  • that improved communication between all players leads to faster return to work and less sickness absence overall, and is cost-effective; and that the duration of sickness absence is significantly reduced by contact between healthcare provider and the workplace.[1]

  • there are good epidemiological and clinical reasons and widespread acceptance throughout the literature that early return to work and stay at work approaches are appropriate and beneficial for most people with most musculoskeletal disorders.[1]


A more recent study proposes that there remains mixed evidence in relation to the impact of return to work rehabilitation for low back pain. It was noted in this study that few studies have return to work as an outcome, but found evidence for a clinically relevant effect of multidisciplinary interventions on return to work.[2]

Informed by reviews of effectiveness evidence, NICE public health guidance 19 Managing long-term sickness absence and incapacity for work sets out a set of generic principles and recommended actions to guide primary care services and employers.[3] This includes a recommendation that organisations commissioning services for individuals who are unemployed and claiming incapacity benefit or employment and support allowance should commission integrated programmes to help claimants enter or return to work (paid or unpaid).
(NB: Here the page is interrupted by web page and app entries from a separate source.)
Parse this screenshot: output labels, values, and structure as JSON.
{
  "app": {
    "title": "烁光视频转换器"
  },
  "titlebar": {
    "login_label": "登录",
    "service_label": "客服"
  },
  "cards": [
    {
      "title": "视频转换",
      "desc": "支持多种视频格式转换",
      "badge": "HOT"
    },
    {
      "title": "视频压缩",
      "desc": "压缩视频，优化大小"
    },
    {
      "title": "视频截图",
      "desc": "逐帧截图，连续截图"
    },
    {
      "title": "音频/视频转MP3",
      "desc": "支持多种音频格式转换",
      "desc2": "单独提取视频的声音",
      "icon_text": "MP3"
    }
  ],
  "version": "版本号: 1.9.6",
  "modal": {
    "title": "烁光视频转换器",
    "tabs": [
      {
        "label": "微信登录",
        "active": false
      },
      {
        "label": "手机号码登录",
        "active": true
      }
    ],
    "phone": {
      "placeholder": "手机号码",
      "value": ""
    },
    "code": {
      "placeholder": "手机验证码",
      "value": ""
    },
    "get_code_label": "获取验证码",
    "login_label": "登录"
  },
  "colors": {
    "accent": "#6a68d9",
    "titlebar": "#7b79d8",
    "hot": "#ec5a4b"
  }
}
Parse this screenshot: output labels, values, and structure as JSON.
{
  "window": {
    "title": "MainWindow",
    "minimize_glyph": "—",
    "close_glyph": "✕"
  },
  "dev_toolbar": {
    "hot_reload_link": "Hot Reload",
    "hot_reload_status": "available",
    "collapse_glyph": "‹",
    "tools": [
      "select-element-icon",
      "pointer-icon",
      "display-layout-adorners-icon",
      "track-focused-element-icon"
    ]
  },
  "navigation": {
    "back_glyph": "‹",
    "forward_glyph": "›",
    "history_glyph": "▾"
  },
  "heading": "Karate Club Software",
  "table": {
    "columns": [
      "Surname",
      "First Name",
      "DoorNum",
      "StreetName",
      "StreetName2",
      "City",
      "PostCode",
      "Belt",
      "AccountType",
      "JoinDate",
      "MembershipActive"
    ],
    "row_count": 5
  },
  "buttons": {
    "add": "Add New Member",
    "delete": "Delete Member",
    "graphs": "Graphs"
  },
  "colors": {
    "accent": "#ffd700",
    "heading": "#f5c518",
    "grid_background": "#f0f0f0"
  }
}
Small and Medium Sized Enterprises (SMEs) are known to have low awareness of occupational health risks and also have specific needs based on their size and potential lack of resources to support staff health and wellbeing. However, there is currently a lack of evidence on effective occupational health and vocational rehabilitation models in SMEs.[1]


Scottish policy note:
The Scottish Government supports an increase in the use of case management approaches. The National Programme Lead for the Delivery Framework for Adult Rehabilitation, together with regional Rehabilitation Co-ordinators will ensure that all NHS vocational rehabilitation services adopt case management approaches.

In Health Works and the Framework for Adult Rehabilitation the Scottish Government set out a clear commitment to developing coordinated vocational rehabilitation and return to work services. Those in work who acquire an illness or injury that compromises their ability to work are at an increased risk of losing or regaining employment.  Three Working Health Services Pilots will provide evidence on the efficacy of a dedicated, case managed vocational approachS. The Scottish Government will build on learning and evidence from these. The DWP’s Fit for Work service pilots will provide further evidence of early intervention models that can support a return to work. 

The Scottish Centre for Healthy Working Lives provides a range of information and advice for employers and employees through a comprehensive website, free and confidential telephone advice line, and a network of advisers. The Centre has been tasked to improve and develop its reach to SMEs with accessible and easy to use advice on workplace health and wellbeing. The Centre is working to broker services for clients with Occupational Health providers, assisting them to ensure limited resources are positioned in the most appropriate place.

Territorial NHS Boards are to work with local employability service providers to define the local pathways for providing support to those for whom health is a barrier to retaining or returning to work.


  1. Waddell G, Burton AK, Kendall N (2008). Vocational Rehabilitation: What works, for whom, and when? A report for the Vocational Rehabilitation Task Group. The Stationary Office: London.

  2. Norlund A, Ropponen A, Alexanderson K (2009). Multidisciplinary Interventions: Review of Studies of Return to Work after Rehabilitation for Low Back Pain. Journal of Rehabilitation Medicine 41: 115-121.

  3. NICE (2009). NICE public health guidance 19 Managing long-term sickness absence and incapacity for work. NICE: London.